  • Pharmacogenomics: Pharmacogenomics is the study of how the genetic inheritance of an individual affects his/her body’s response to drugs. The term is derived from the root of the word “pharmacology” and the word “genomics”. The vision of pharmacogenomics is to be able to design and produce drugs that are adapted to each person’s genetic makeup Using pharmacogenomics, pharmaceutical companies can create drugs based on the proteins, enzymes and RNA molecules that are associated with specific genes and diseases. These tailor-made drugs not only to maximize therapeutic effects but also to decrease damage to nearby healthy cells. The discovery of potential therapies will be made easier using genome targets. Genes have been associated with numerous diseases and disorders. With modern biotechnology, these genes can be used as targets for the development of effective new therapies, which could significantly shorten the drug discovery process.

 

  • Bioinformatics: Bioinformatics is an emerging interdisciplinary area of science and technology encompassing a systematic development and application of IT solutions to handle biological information by addressing biological data collection and warehousing, data mining, database searches, analyses and interpretation, modeling and product design. Being an interface between modern biology and informatics it involves discovery, development and implementation of computational algorithms and software tools that facilitate an understanding of the biological processes with the goal to serve primarily agriculture and healthcare sectors with several spinoffs. In the pharmaceutical sector, it can be used to reduce the time and cost involved in drug discovery process particularly for third world diseases, to custom design drugs and to develop personalized medicine. Computer- aided drug design (CADD) is a specialized discipline that uses computational methods to simulate drug-receptor interactions.CADD methods are heavily dependent on bioinformatics tools, applications and databases.

 

  • Human Genome Project (HGP): The Human Genome Project (HGP) is an attempt to map completely the entire spectrum of genetic materials that can be found in all human beings. It is used to determine the complete sequence of the DNA from a typical human cell and it provides information and resources to understand some of the critical differences that make us individuals and that often contribute to diseases. Technology and resources promoted by the Human Genome Project are starting to have profound impacts on biomedical research and promise to revolutionize the wider spectrum of biological research and clinical medicine. It is expected that the development in biotechnology will lead to a new scientific revolution that could change the lives and future of the people.

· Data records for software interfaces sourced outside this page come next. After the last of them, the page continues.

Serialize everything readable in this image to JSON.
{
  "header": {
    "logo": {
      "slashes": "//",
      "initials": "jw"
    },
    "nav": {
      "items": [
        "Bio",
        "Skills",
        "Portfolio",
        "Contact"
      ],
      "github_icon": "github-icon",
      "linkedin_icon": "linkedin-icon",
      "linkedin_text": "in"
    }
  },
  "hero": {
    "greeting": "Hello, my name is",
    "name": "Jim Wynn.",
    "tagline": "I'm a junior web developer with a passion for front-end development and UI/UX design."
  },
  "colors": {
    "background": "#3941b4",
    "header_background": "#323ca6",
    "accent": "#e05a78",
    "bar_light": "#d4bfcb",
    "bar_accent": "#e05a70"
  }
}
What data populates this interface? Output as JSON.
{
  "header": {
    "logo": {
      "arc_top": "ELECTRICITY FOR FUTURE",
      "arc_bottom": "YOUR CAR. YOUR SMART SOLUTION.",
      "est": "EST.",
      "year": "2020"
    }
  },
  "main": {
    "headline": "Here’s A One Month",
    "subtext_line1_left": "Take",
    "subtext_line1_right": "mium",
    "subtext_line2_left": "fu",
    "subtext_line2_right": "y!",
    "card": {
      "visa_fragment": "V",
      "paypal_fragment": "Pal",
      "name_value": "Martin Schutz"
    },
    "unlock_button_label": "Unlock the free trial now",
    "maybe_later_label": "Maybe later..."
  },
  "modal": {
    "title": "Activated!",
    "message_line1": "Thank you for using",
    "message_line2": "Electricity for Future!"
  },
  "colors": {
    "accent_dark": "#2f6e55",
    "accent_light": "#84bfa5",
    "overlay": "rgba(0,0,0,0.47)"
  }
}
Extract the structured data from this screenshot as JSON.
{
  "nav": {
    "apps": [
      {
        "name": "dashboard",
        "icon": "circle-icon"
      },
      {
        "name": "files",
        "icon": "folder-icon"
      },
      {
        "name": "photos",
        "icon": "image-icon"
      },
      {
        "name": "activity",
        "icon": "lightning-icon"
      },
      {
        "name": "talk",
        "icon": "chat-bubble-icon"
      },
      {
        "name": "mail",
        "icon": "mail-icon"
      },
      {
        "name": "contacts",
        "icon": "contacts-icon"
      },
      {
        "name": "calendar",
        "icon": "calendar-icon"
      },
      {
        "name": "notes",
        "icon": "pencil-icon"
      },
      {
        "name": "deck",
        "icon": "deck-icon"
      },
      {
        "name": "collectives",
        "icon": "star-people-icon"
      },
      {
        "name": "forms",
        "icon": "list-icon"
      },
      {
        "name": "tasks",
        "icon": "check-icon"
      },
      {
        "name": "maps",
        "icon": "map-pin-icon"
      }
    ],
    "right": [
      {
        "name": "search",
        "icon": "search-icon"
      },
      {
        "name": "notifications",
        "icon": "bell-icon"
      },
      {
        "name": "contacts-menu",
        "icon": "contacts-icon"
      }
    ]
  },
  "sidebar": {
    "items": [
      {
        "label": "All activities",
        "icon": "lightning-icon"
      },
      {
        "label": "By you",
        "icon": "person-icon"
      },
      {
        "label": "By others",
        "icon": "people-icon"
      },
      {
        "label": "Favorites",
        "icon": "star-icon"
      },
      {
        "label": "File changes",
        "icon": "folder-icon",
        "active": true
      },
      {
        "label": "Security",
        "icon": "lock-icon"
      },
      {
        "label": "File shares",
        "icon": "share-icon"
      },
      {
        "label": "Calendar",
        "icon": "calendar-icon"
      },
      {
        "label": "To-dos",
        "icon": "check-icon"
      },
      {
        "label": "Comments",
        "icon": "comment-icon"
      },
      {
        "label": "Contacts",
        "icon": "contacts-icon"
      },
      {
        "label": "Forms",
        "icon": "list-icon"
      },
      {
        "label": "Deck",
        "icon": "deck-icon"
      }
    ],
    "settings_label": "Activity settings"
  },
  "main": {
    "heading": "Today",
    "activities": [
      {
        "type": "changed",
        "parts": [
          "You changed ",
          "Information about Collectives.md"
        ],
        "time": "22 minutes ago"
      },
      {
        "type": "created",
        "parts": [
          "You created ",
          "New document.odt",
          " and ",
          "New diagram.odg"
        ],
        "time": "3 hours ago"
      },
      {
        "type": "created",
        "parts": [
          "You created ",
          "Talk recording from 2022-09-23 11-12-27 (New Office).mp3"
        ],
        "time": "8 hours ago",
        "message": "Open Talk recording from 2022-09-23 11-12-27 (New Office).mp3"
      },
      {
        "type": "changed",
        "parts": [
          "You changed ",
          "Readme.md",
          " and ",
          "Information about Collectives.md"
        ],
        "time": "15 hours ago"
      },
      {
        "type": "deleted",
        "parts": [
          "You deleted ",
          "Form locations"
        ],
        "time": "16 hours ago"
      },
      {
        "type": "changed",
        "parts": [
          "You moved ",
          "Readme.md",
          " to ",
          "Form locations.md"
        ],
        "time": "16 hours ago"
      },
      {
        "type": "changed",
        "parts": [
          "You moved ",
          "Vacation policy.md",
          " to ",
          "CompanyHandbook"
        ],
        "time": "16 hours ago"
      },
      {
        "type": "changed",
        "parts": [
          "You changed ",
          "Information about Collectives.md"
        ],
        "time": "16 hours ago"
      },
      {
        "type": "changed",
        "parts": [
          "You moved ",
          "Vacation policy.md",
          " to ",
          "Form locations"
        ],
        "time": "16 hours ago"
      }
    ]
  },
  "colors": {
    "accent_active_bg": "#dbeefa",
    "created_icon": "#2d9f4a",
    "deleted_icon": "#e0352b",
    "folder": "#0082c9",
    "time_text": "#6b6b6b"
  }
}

REFERNCES

  1. https://www.biotechnologynotes.com/essays/biotechnology-history-scopes-and-applications-with-diagrams/78